» **Task details**
With pictures left out, set down every record word for word.

↓

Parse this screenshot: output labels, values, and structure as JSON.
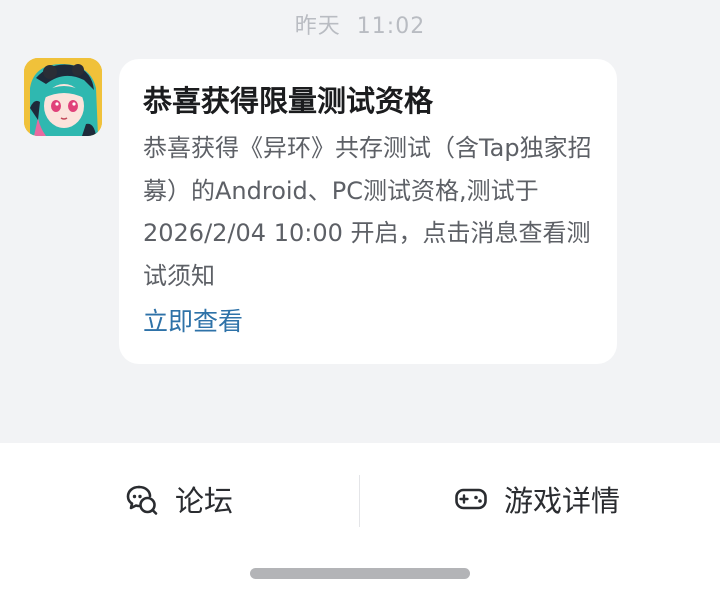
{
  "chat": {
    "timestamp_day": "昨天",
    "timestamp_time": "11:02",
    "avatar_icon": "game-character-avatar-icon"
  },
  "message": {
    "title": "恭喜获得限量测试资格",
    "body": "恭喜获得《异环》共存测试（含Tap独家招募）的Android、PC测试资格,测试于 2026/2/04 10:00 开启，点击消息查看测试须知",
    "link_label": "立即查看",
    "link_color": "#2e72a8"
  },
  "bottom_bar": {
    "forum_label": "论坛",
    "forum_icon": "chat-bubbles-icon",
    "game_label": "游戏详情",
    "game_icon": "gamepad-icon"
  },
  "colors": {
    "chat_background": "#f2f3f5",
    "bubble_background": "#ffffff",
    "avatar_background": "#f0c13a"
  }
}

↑

» **Result of this exercise**
Parse this screenshot: output labels, values, and structure as JSON.
{
  "chat": {
    "timestamp_day": "昨天",
    "timestamp_time": "11:02",
    "avatar_icon": "game-character-avatar-icon"
  },
  "message": {
    "title": "恭喜获得限量测试资格",
    "body": "恭喜获得《异环》共存测试（含Tap独家招募）的Android、PC测试资格,测试于 2026/2/04 10:00 开启，点击消息查看测试须知",
    "link_label": "立即查看",
    "link_color": "#2e72a8"
  },
  "bottom_bar": {
    "forum_label": "论坛",
    "forum_icon": "chat-bubbles-icon",
    "game_label": "游戏详情",
    "game_icon": "gamepad-icon"
  },
  "colors": {
    "chat_background": "#f2f3f5",
    "bubble_background": "#ffffff",
    "avatar_background": "#f0c13a"
  }
}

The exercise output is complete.